* _REQUIRED ACTION_
Reproduce every line in the material below that holds "subtitle".

* _MATERIAL FOR THE TASK_
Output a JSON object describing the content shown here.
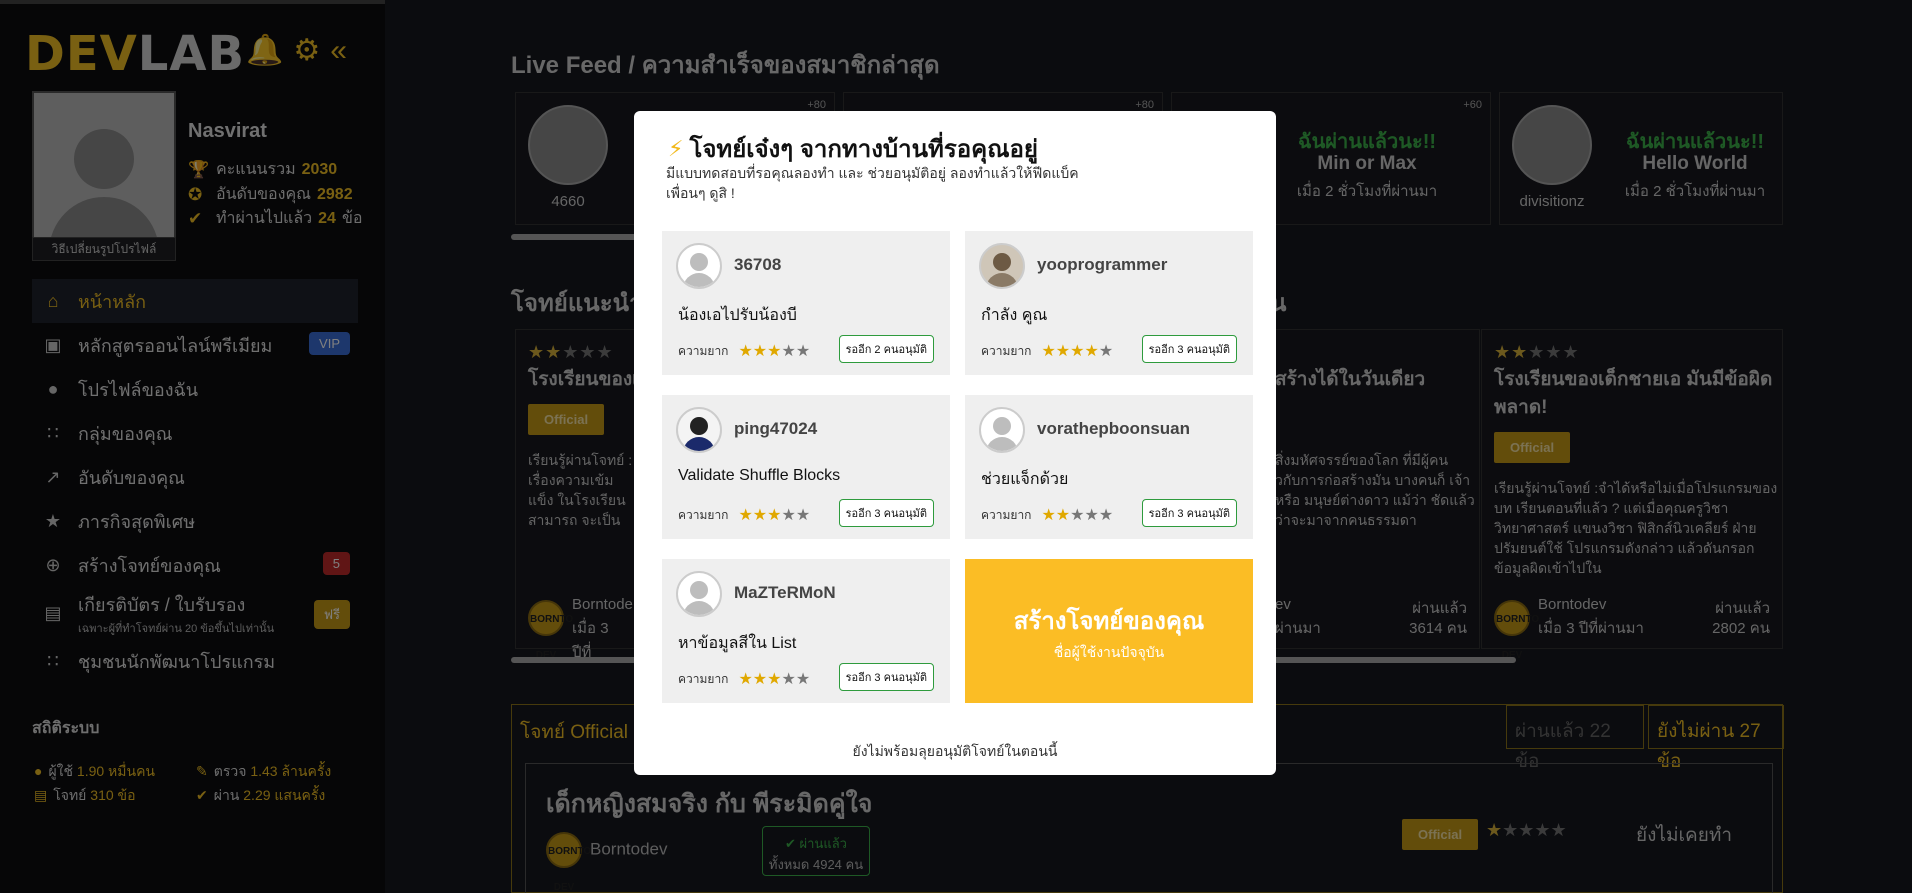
{
  "app": {
    "logo_dev": "DEV",
    "logo_lab": "LAB"
  },
  "sidebar": {
    "icons": [
      "bell-icon",
      "gear-icon",
      "double-chevron-left-icon"
    ],
    "profile": {
      "name": "Nasvirat",
      "change_pic": "วิธีเปลี่ยนรูปโปรไฟล์",
      "score_label": "คะแนนรวม",
      "score": "2030",
      "rank_label": "อันดับของคุณ",
      "rank": "2982",
      "done_label": "ทำผ่านไปแล้ว",
      "done": "24",
      "done_unit": "ข้อ"
    },
    "nav": [
      {
        "label": "หน้าหลัก",
        "icon": "home-icon"
      },
      {
        "label": "หลักสูตรออนไลน์พรีเมียม",
        "icon": "laptop-icon",
        "badge": "VIP"
      },
      {
        "label": "โปรไฟล์ของฉัน",
        "icon": "user-icon"
      },
      {
        "label": "กลุ่มของคุณ",
        "icon": "group-icon"
      },
      {
        "label": "อันดับของคุณ",
        "icon": "trending-icon"
      },
      {
        "label": "ภารกิจสุดพิเศษ",
        "icon": "star-icon"
      },
      {
        "label": "สร้างโจทย์ของคุณ",
        "icon": "plus-circle-icon",
        "badge": "5"
      },
      {
        "label": "เกียรติบัตร / ใบรับรอง",
        "sub": "เฉพาะผู้ที่ทำโจทย์ผ่าน 20 ข้อขึ้นไปเท่านั้น",
        "icon": "certificate-icon",
        "badge": "ฟรี"
      },
      {
        "label": "ชุมชนนักพัฒนาโปรแกรม",
        "icon": "community-icon"
      }
    ],
    "system": {
      "title": "สถิติระบบ",
      "users_label": "ผู้ใช้",
      "users": "1.90 หมื่นคน",
      "checks_label": "ตรวจ",
      "checks": "1.43 ล้านครั้ง",
      "problems_label": "โจทย์",
      "problems": "310 ข้อ",
      "passes_label": "ผ่าน",
      "passes": "2.29 แสนครั้ง"
    }
  },
  "main": {
    "feed_title": "Live Feed / ความสำเร็จของสมาชิกล่าสุด",
    "feed": [
      {
        "name": "4660",
        "plus": "+80",
        "pass": "",
        "task": "",
        "time": ""
      },
      {
        "name": "",
        "plus": "+80",
        "pass": "",
        "task": "",
        "time": ""
      },
      {
        "name": "",
        "plus": "+60",
        "pass": "ฉันผ่านแล้วนะ!!",
        "task": "Min or Max",
        "time": "เมื่อ 2 ชั่วโมงที่ผ่านมา"
      },
      {
        "name": "divisitionz",
        "plus": "",
        "pass": "ฉันผ่านแล้วนะ!!",
        "task": "Hello World",
        "time": "เมื่อ 2 ชั่วโมงที่ผ่านมา"
      }
    ],
    "rec_title": "โจทย์แนะนำ",
    "rec_title_tail": "น",
    "rec": [
      {
        "title": "โรงเรียนของเด็",
        "official": "Official",
        "desc": "เรียนรู้ผ่านโจทย์ : เรื่องความเข้มแข็ง ในโรงเรียนสามารถ จะเป็นเพียงแค่เด็ก",
        "dev": "Borntode",
        "time": "เมื่อ 3 ปีที่",
        "pass_label": "",
        "pass_count": ""
      },
      {
        "title": "สร้างได้ในวันเดียว",
        "official": "",
        "desc": "สิ่งมหัศจรรย์ของโลก ที่มีผู้คน วกับการก่อสร้างมัน บางคนก็ เจ้า หรือ มนุษย์ต่างดาว แม้ว่า ชัดแล้วว่าจะมาจากคนธรรมดา",
        "dev": "ev",
        "time": "ผ่านมา",
        "pass_label": "ผ่านแล้ว",
        "pass_count": "3614 คน"
      },
      {
        "title": "โรงเรียนของเด็กชายเอ มันมีข้อผิดพลาด!",
        "official": "Official",
        "desc": "เรียนรู้ผ่านโจทย์ :จำได้หรือไม่เมื่อโปรแกรมของบท เรียนตอนที่แล้ว ? แต่เมื่อคุณครูวิชาวิทยาศาสตร์ แขนงวิชา ฟิสิกส์นิวเคลียร์ ฝ่ายปรัมยนต์ใช้ โปรแกรมดังกล่าว แล้วดันกรอกข้อมูลผิดเข้าไปใน",
        "dev": "Borntodev",
        "time": "เมื่อ 3 ปีที่ผ่านมา",
        "pass_label": "ผ่านแล้ว",
        "pass_count": "2802 คน"
      }
    ],
    "dev_logo": "BORNTO DEV",
    "official_section": {
      "title": "โจทย์ Official",
      "tab_done": "ผ่านแล้ว 22 ข้อ",
      "tab_todo": "ยังไม่ผ่าน 27 ข้อ",
      "item": {
        "title": "เด็กหญิงสมจริง กับ พีระมิดคู่ใจ",
        "dev": "Borntodev",
        "pass_label": "ผ่านแล้ว",
        "pass_total": "ทั้งหมด 4924 คน",
        "official": "Official",
        "status": "ยังไม่เคยทำ"
      }
    }
  },
  "modal": {
    "title": "โจทย์เจ๋งๆ จากทางบ้านที่รอคุณอยู่",
    "subtitle": "มีแบบทดสอบที่รอคุณลองทำ และ ช่วยอนุมัติอยู่ ลองทำแล้วให้ฟีดแบ็คเพื่อนๆ ดูสิ !",
    "difficulty_label": "ความยาก",
    "challenges": [
      {
        "user": "36708",
        "title": "น้องเอไปรับน้องบี",
        "stars": 3,
        "wait": "รออีก 2 คนอนุมัติ",
        "avatar": "default"
      },
      {
        "user": "yooprogrammer",
        "title": "กำลัง คูณ",
        "stars": 4,
        "wait": "รออีก 3 คนอนุมัติ",
        "avatar": "photo"
      },
      {
        "user": "ping47024",
        "title": "Validate Shuffle Blocks",
        "stars": 3,
        "wait": "รออีก 3 คนอนุมัติ",
        "avatar": "person"
      },
      {
        "user": "vorathepboonsuan",
        "title": "ช่วยแจ็กด้วย",
        "stars": 2,
        "wait": "รออีก 3 คนอนุมัติ",
        "avatar": "default"
      },
      {
        "user": "MaZTeRMoN",
        "title": "หาข้อมูลสีใน List",
        "stars": 3,
        "wait": "รออีก 3 คนอนุมัติ",
        "avatar": "default"
      }
    ],
    "create": {
      "title": "สร้างโจทย์ของคุณ",
      "subtitle": "ชื่อผู้ใช้งานปัจจุบัน"
    },
    "footer": "ยังไม่พร้อมลุยอนุมัติโจทย์ในตอนนี้"
  },
  "colors": {
    "accent": "#f2c025",
    "success": "#3db34a",
    "create_card": "#fbbd25"
  }
}
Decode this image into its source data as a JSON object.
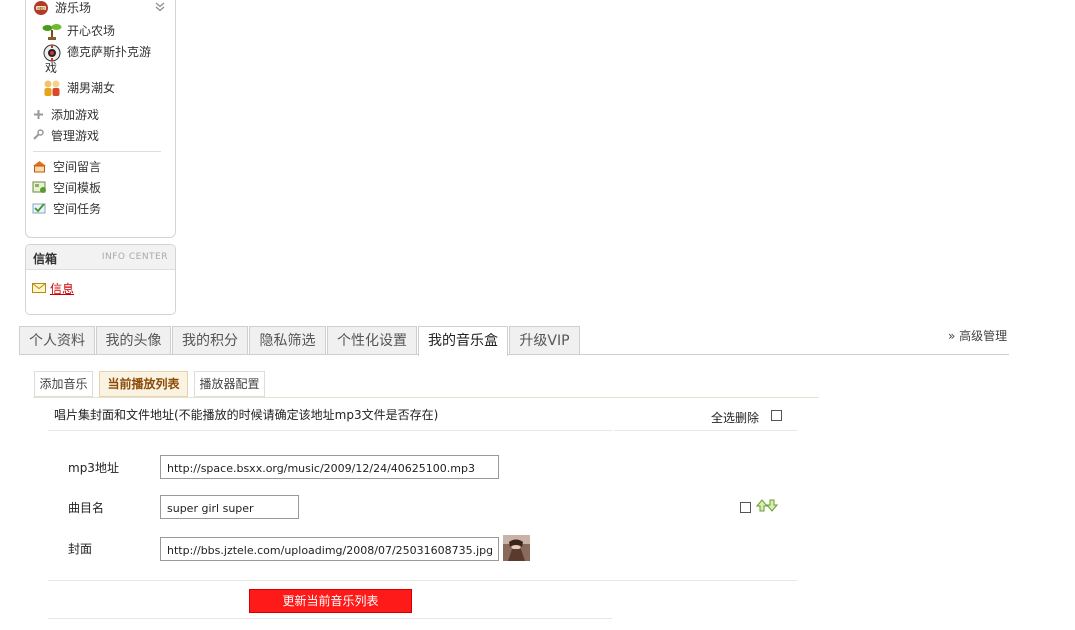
{
  "sidebar": {
    "playground": {
      "title": "游乐场"
    },
    "games": [
      {
        "label": "开心农场",
        "icon": "sprout-icon"
      },
      {
        "label_line1": "德克萨斯扑克游",
        "label_line2": "戏",
        "icon": "poker-chip-icon"
      },
      {
        "label": "潮男潮女",
        "icon": "couple-icon"
      }
    ],
    "actions": [
      {
        "label": "添加游戏",
        "icon": "plus-icon"
      },
      {
        "label": "管理游戏",
        "icon": "wrench-icon"
      }
    ],
    "space_links": [
      {
        "label": "空间留言",
        "icon": "message-house-icon"
      },
      {
        "label": "空间模板",
        "icon": "template-icon"
      },
      {
        "label": "空间任务",
        "icon": "task-check-icon"
      }
    ],
    "inbox": {
      "title": "信箱",
      "subtitle": "INFO CENTER",
      "link": "信息"
    }
  },
  "tabs": [
    {
      "label": "个人资料"
    },
    {
      "label": "我的头像"
    },
    {
      "label": "我的积分"
    },
    {
      "label": "隐私筛选"
    },
    {
      "label": "个性化设置"
    },
    {
      "label": "我的音乐盒",
      "active": true
    },
    {
      "label": "升级VIP"
    }
  ],
  "advanced_manage": "» 高级管理",
  "subtabs": [
    {
      "label": "添加音乐"
    },
    {
      "label": "当前播放列表",
      "active": true
    },
    {
      "label": "播放器配置"
    }
  ],
  "playlist": {
    "header": "唱片集封面和文件地址(不能播放的时候请确定该地址mp3文件是否存在)",
    "select_all": "全选删除",
    "fields": {
      "mp3_label": "mp3地址",
      "mp3_value": "http://space.bsxx.org/music/2009/12/24/40625100.mp3",
      "title_label": "曲目名",
      "title_value": "super girl super",
      "cover_label": "封面",
      "cover_value": "http://bbs.jztele.com/uploadimg/2008/07/25031608735.jpg"
    },
    "submit": "更新当前音乐列表"
  },
  "colors": {
    "accent_red": "#ff1a1a",
    "link_red": "#cc0000",
    "active_subtab_bg": "#fbf3e2",
    "active_subtab_text": "#8a4b08"
  }
}
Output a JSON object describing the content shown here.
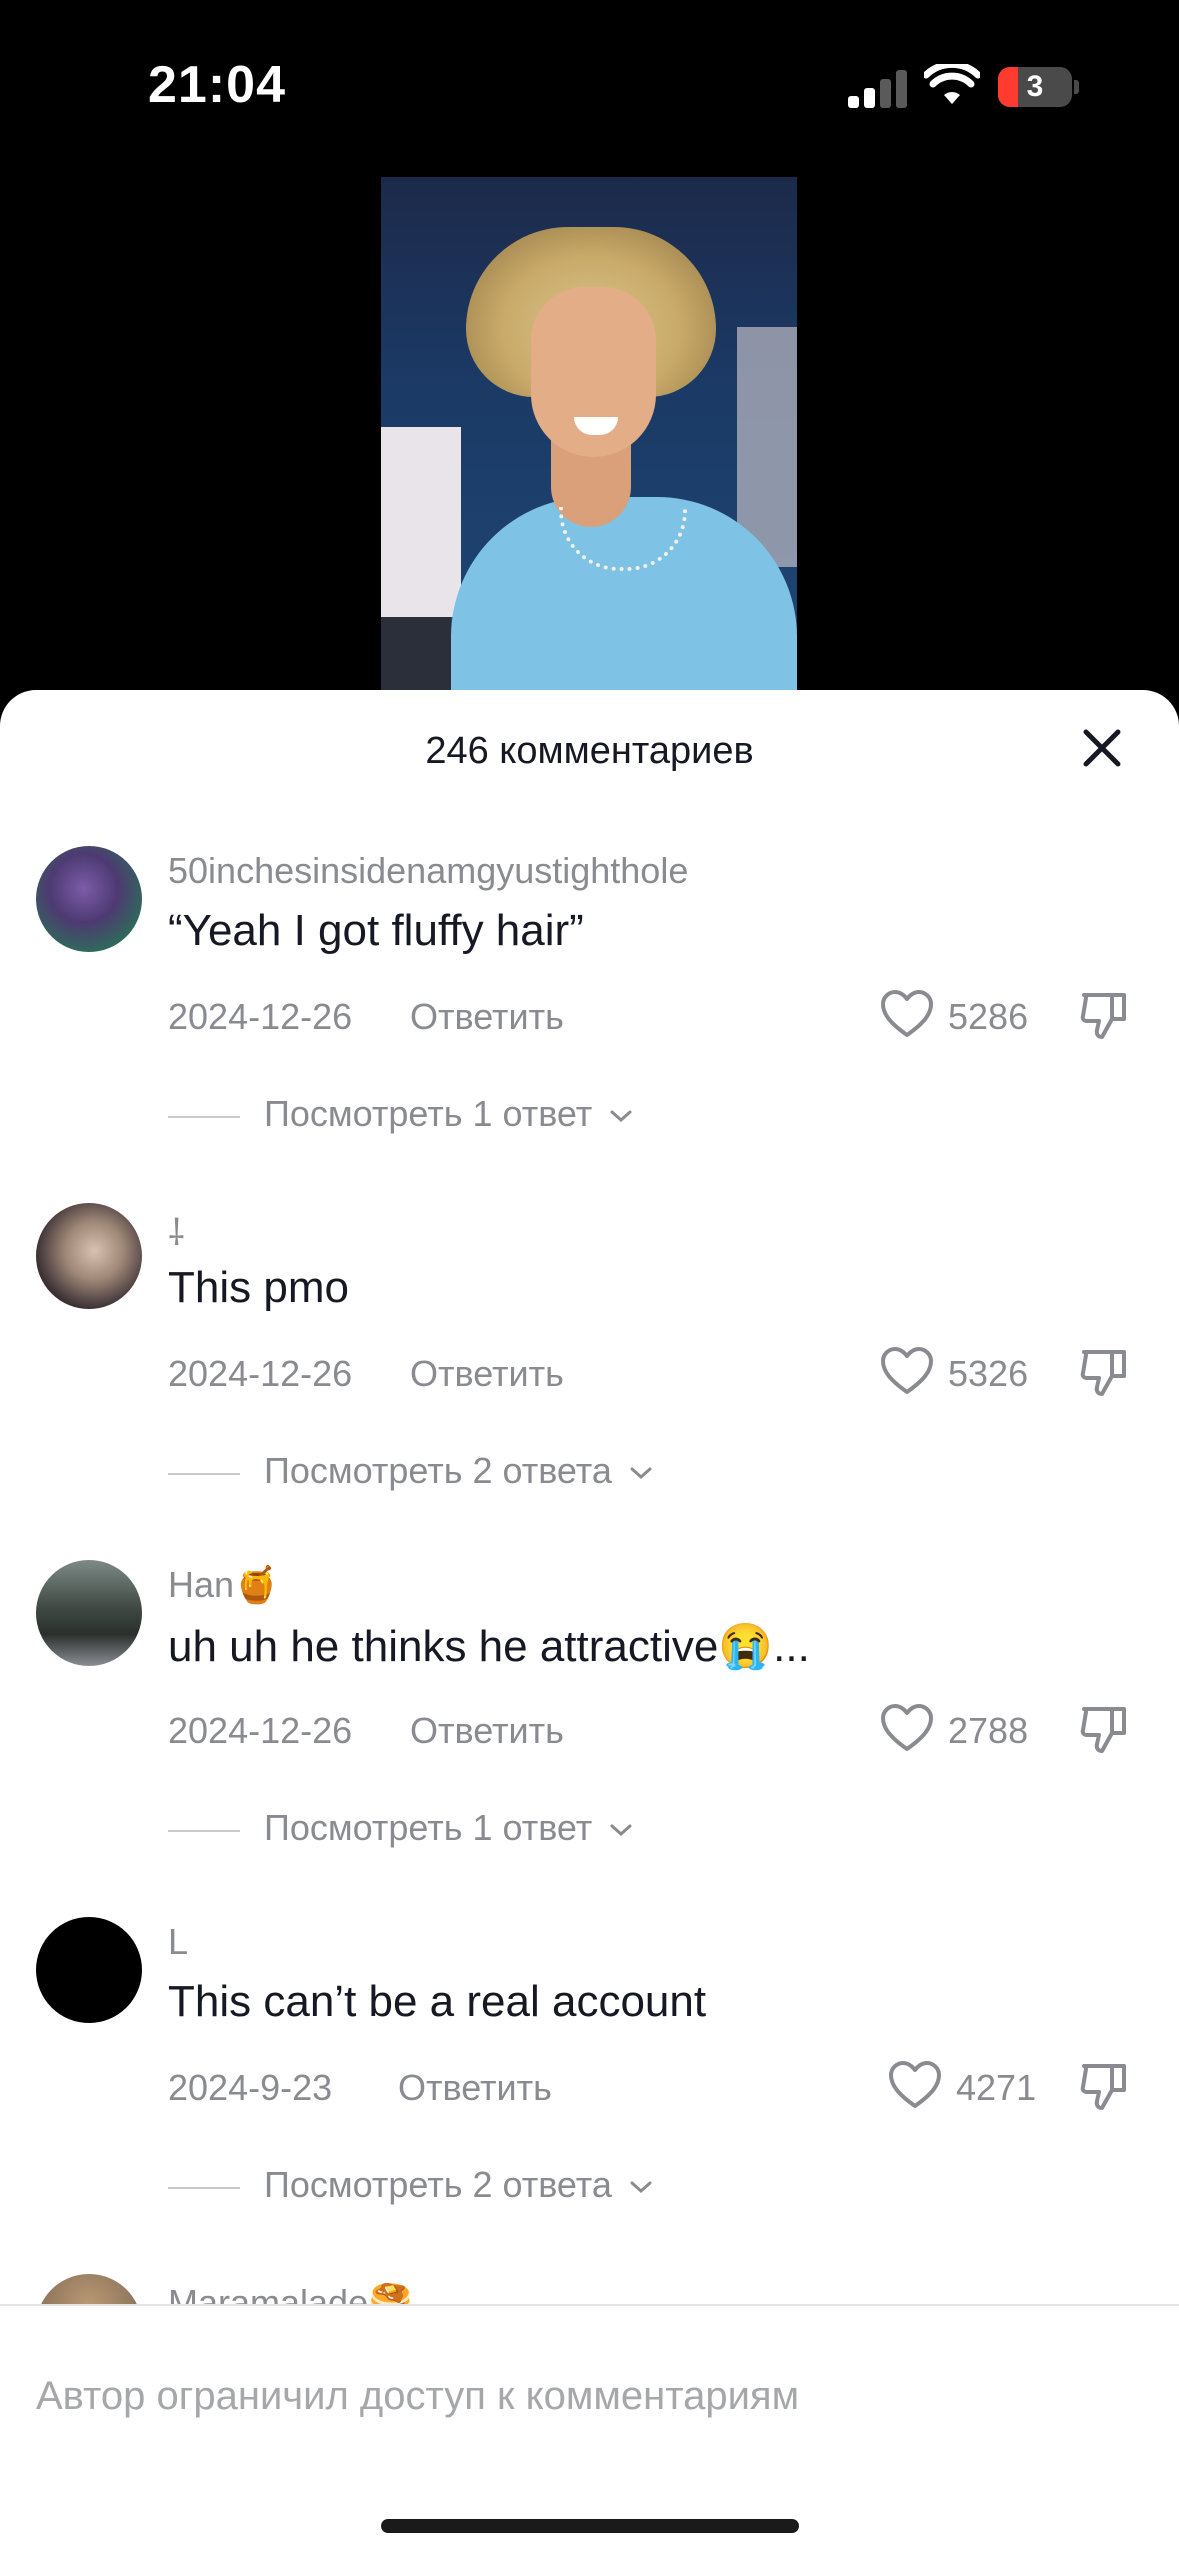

* _RESULT_
    "subtitle": "มีแบบทดสอบที่รอคุณลองทำ และ ช่วยอนุมัติอยู่ ลองทำแล้วให้ฟีดแบ็คเพื่อนๆ ดูสิ !",
      "subtitle": "ชื่อผู้ใช้งานปัจจุบัน"
      "subtitle": "INFO CENTER",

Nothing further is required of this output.